WORK ITEM>
Whenever the word "makanan" appears on a line of the material below, that line is counted; state the total alone.

DATA SECTION>
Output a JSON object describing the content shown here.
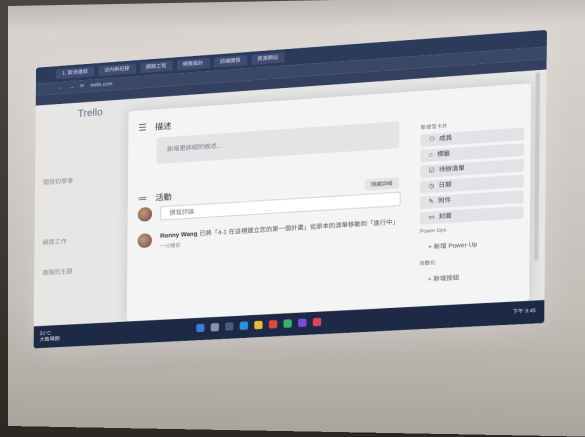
{
  "browser": {
    "tabs": [
      "1. 取消連結",
      "法內新紀錄",
      "網路工程",
      "網頁設計",
      "前端開發",
      "資源網站"
    ],
    "address": "trello.com"
  },
  "app": {
    "title": "Trello",
    "bg_labels": [
      "開發初學者",
      "網頁工作",
      "進階的主題"
    ]
  },
  "card": {
    "description_heading": "描述",
    "description_placeholder": "新增更詳細的敘述...",
    "activity_heading": "活動",
    "details_button": "隱藏詳細",
    "comment_placeholder": "撰寫評論",
    "activity": {
      "user": "Ronny Wang",
      "text": "已將「4-1 在這裡建立您的第一個計畫」從原本的清單移動到「進行中」",
      "time": "一分鐘前"
    }
  },
  "sidebar": {
    "add_to_card_label": "新增至卡片",
    "buttons": [
      {
        "icon": "user-icon",
        "label": "成員"
      },
      {
        "icon": "tag-icon",
        "label": "標籤"
      },
      {
        "icon": "checklist-icon",
        "label": "待辦清單"
      },
      {
        "icon": "clock-icon",
        "label": "日期"
      },
      {
        "icon": "paperclip-icon",
        "label": "附件"
      },
      {
        "icon": "cover-icon",
        "label": "封面"
      }
    ],
    "powerups_label": "Power-Ups",
    "add_powerup": "新增 Power-Up",
    "automation_label": "自動化",
    "add_button": "新增按鈕"
  },
  "taskbar": {
    "temperature": "31°C",
    "weather_text": "大致晴朗",
    "time": "下午 3:45"
  },
  "colors": {
    "taskbar": "#1d2a45",
    "browser_chrome": "#2c3a5c",
    "app_title": "#5a6f86"
  }
}
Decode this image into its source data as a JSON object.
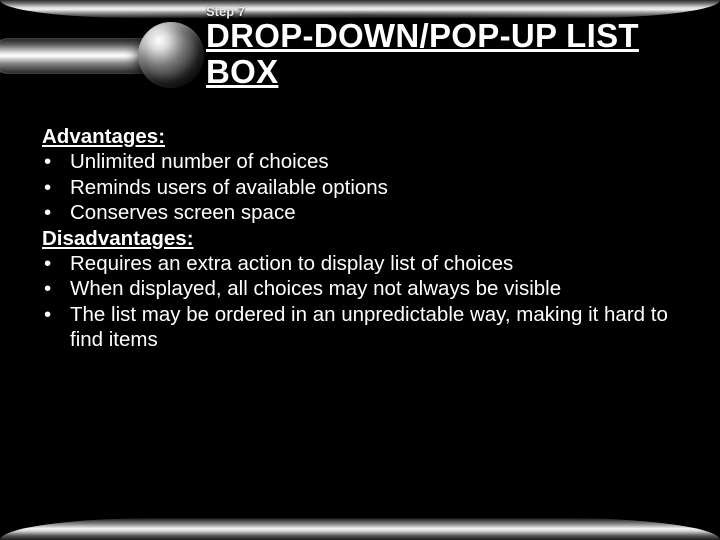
{
  "kicker": "Step 7",
  "title": "DROP-DOWN/POP-UP LIST BOX",
  "sections": {
    "adv_heading": "Advantages:",
    "adv": [
      "Unlimited number of choices",
      "Reminds users of available options",
      "Conserves screen space"
    ],
    "dis_heading": "Disadvantages:",
    "dis": [
      "Requires an extra action to display list of choices",
      "When displayed, all choices may not always be visible",
      "The list may be ordered in an unpredictable way, making it hard to find items"
    ]
  },
  "bullet": "•"
}
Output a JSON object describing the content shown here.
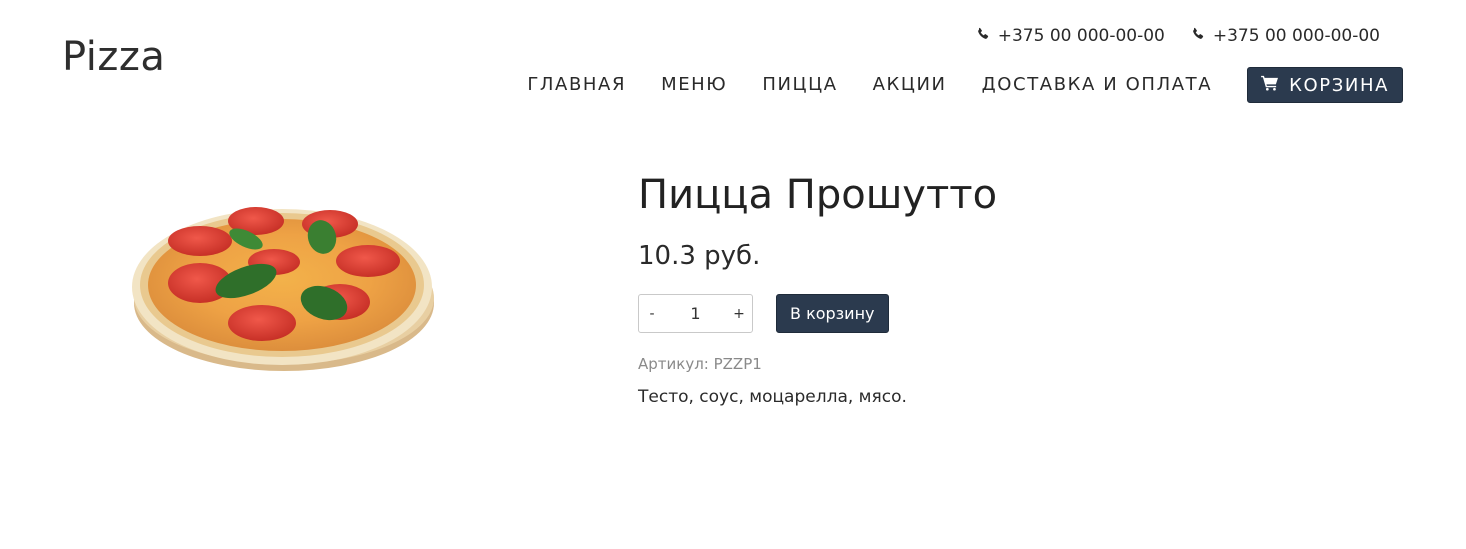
{
  "header": {
    "logo": "Pizza",
    "phones": [
      {
        "number": "+375 00 000-00-00",
        "icon": "phone-icon"
      },
      {
        "number": "+375 00 000-00-00",
        "icon": "phone-icon"
      }
    ],
    "nav": [
      "ГЛАВНАЯ",
      "МЕНЮ",
      "ПИЦЦА",
      "АКЦИИ",
      "ДОСТАВКА И ОПЛАТА"
    ],
    "cart": {
      "label": "КОРЗИНА",
      "icon": "cart-icon"
    }
  },
  "product": {
    "image_icon": "pizza-image",
    "title": "Пицца Прошутто",
    "price": "10.3 руб.",
    "quantity": {
      "minus": "-",
      "value": "1",
      "plus": "+"
    },
    "add_to_cart": "В корзину",
    "sku": "Артикул: PZZP1",
    "description": "Тесто, соус, моцарелла, мясо."
  },
  "colors": {
    "accent": "#2b3a4e",
    "text": "#2a2a2a",
    "muted": "#8a8a8a"
  }
}
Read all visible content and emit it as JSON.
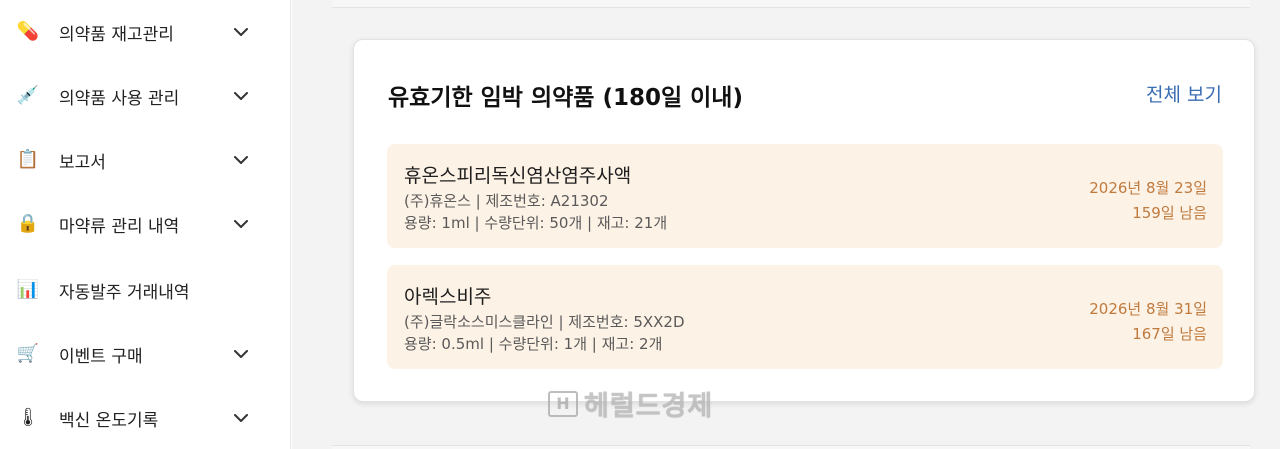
{
  "sidebar": {
    "items": [
      {
        "label": "의약품 재고관리",
        "icon": "pill-icon",
        "glyph": "💊",
        "expandable": true
      },
      {
        "label": "의약품 사용 관리",
        "icon": "syringe-icon",
        "glyph": "💉",
        "expandable": true
      },
      {
        "label": "보고서",
        "icon": "clipboard-icon",
        "glyph": "📋",
        "expandable": true
      },
      {
        "label": "마약류 관리 내역",
        "icon": "lock-icon",
        "glyph": "🔒",
        "expandable": true
      },
      {
        "label": "자동발주 거래내역",
        "icon": "bar-chart-icon",
        "glyph": "📊",
        "expandable": false
      },
      {
        "label": "이벤트 구매",
        "icon": "shopping-cart-icon",
        "glyph": "🛒",
        "expandable": true
      },
      {
        "label": "백신 온도기록",
        "icon": "thermometer-icon",
        "glyph": "🌡",
        "expandable": true
      }
    ]
  },
  "card": {
    "title": "유효기한 임박 의약품 (180일 이내)",
    "view_all": "전체 보기",
    "items": [
      {
        "name": "휴온스피리독신염산염주사액",
        "maker_line": "(주)휴온스 | 제조번호: A21302",
        "spec_line": "용량: 1ml | 수량단위: 50개 | 재고: 21개",
        "date": "2026년 8월 23일",
        "remaining": "159일 남음"
      },
      {
        "name": "아렉스비주",
        "maker_line": "(주)글락소스미스클라인 | 제조번호: 5XX2D",
        "spec_line": "용량: 0.5ml | 수량단위: 1개 | 재고: 2개",
        "date": "2026년 8월 31일",
        "remaining": "167일 남음"
      }
    ]
  },
  "watermark": {
    "logo": "H",
    "text": "헤럴드경제"
  },
  "colors": {
    "item_background": "#fdf2e6",
    "date_accent": "#bf7a3e",
    "link": "#3b6db3"
  }
}
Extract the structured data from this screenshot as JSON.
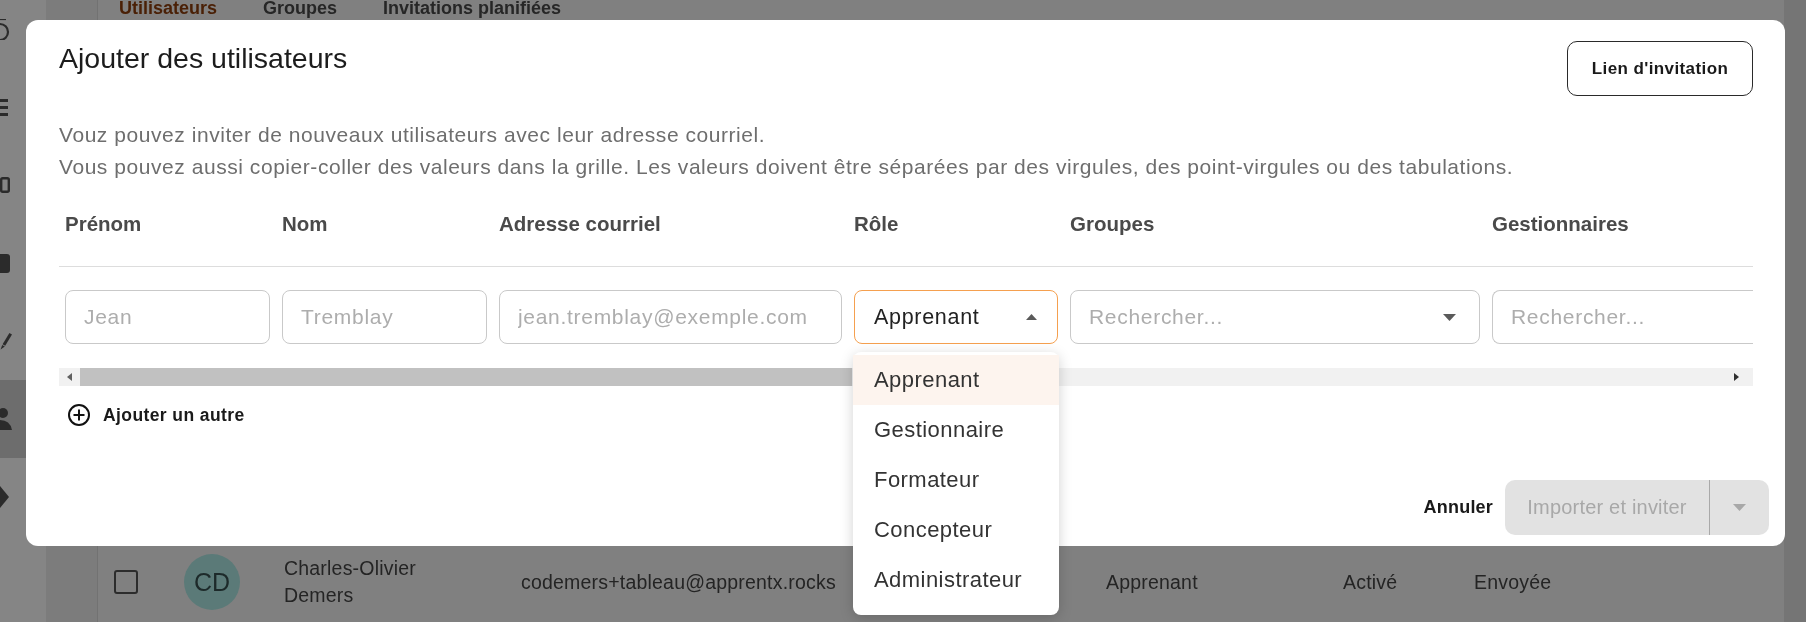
{
  "background_page": {
    "sidebar": {
      "items": [
        {
          "selected": false
        },
        {
          "selected": false
        },
        {
          "selected": false
        },
        {
          "selected": false
        },
        {
          "selected": false
        },
        {
          "selected": true
        },
        {
          "selected": false
        }
      ]
    },
    "tabs": [
      {
        "label": "Utilisateurs",
        "selected": true
      },
      {
        "label": "Groupes",
        "selected": false
      },
      {
        "label": "Invitations planifiées",
        "selected": false
      }
    ],
    "table_row": {
      "checked": false,
      "avatar": "CD",
      "cells": [
        "Charles-Olivier Demers",
        "codemers+tableau@apprentx.rocks",
        "Apprenant",
        "Activé",
        "Envoyée"
      ]
    }
  },
  "dialog": {
    "title": "Ajouter des utilisateurs",
    "invite_link_button": "Lien d'invitation",
    "description": [
      "Vouz pouvez inviter de nouveaux utilisateurs avec leur adresse courriel.",
      "Vous pouvez aussi copier-coller des valeurs dans la grille. Les valeurs doivent être séparées par des virgules, des point-virgules ou des tabulations."
    ],
    "columns": [
      "Prénom",
      "Nom",
      "Adresse courriel",
      "Rôle",
      "Groupes",
      "Gestionnaires"
    ],
    "fields": [
      {
        "kind": "text",
        "placeholder": "Jean"
      },
      {
        "kind": "text",
        "placeholder": "Tremblay"
      },
      {
        "kind": "text",
        "placeholder": "jean.tremblay@exemple.com"
      },
      {
        "kind": "select",
        "value": "Apprenant",
        "expanded": true,
        "options": [
          {
            "label": "Apprenant",
            "selected": true
          },
          {
            "label": "Gestionnaire",
            "selected": false
          },
          {
            "label": "Formateur",
            "selected": false
          },
          {
            "label": "Concepteur",
            "selected": false
          },
          {
            "label": "Administrateur",
            "selected": false
          }
        ]
      },
      {
        "kind": "select",
        "placeholder": "Rechercher...",
        "expanded": false
      },
      {
        "kind": "text",
        "placeholder": "Rechercher..."
      }
    ],
    "add_row_button": "Ajouter un autre",
    "cancel_button": "Annuler",
    "submit_button": {
      "label": "Importer et inviter",
      "disabled": true
    }
  }
}
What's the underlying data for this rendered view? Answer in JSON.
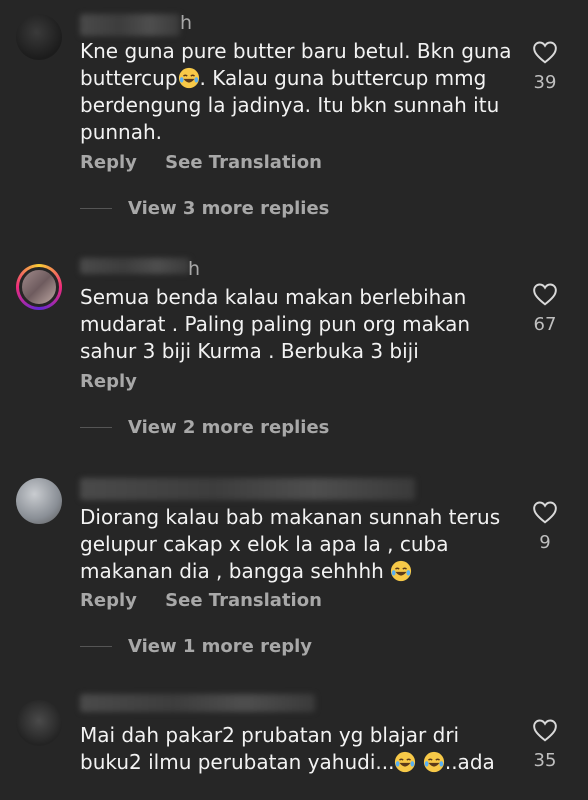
{
  "comments": [
    {
      "time": "h",
      "lines": [
        "Kne guna pure butter baru betul. Bkn guna",
        "buttercup",
        ". Kalau guna buttercup mmg",
        "berdengung la jadinya. Itu bkn sunnah itu",
        "punnah."
      ],
      "emoji_icon": "laughing-tears-icon",
      "likes": "39",
      "actions": [
        "Reply",
        "See Translation"
      ],
      "view_replies": "View 3 more replies"
    },
    {
      "time": "h",
      "lines": [
        "Semua benda kalau makan berlebihan",
        "mudarat . Paling paling pun org makan",
        "sahur 3 biji Kurma . Berbuka 3 biji"
      ],
      "likes": "67",
      "actions": [
        "Reply"
      ],
      "view_replies": "View 2 more replies"
    },
    {
      "lines": [
        "Diorang kalau bab makanan sunnah terus",
        "gelupur cakap x elok la apa la , cuba",
        "makanan dia , bangga sehhhh"
      ],
      "emoji_icon": "laughing-tears-icon",
      "likes": "9",
      "actions": [
        "Reply",
        "See Translation"
      ],
      "view_replies": "View 1 more reply"
    },
    {
      "lines": [
        "Mai dah pakar2 prubatan yg blajar dri",
        "buku2 ilmu perubatan yahudi...",
        "..ada"
      ],
      "emoji_icon": "laughing-tears-icon",
      "likes": "35"
    }
  ],
  "colors": {
    "background": "#262626",
    "text": "#f2f2f2",
    "secondary": "#a8a8a8"
  }
}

SOLUTION BELOW>
2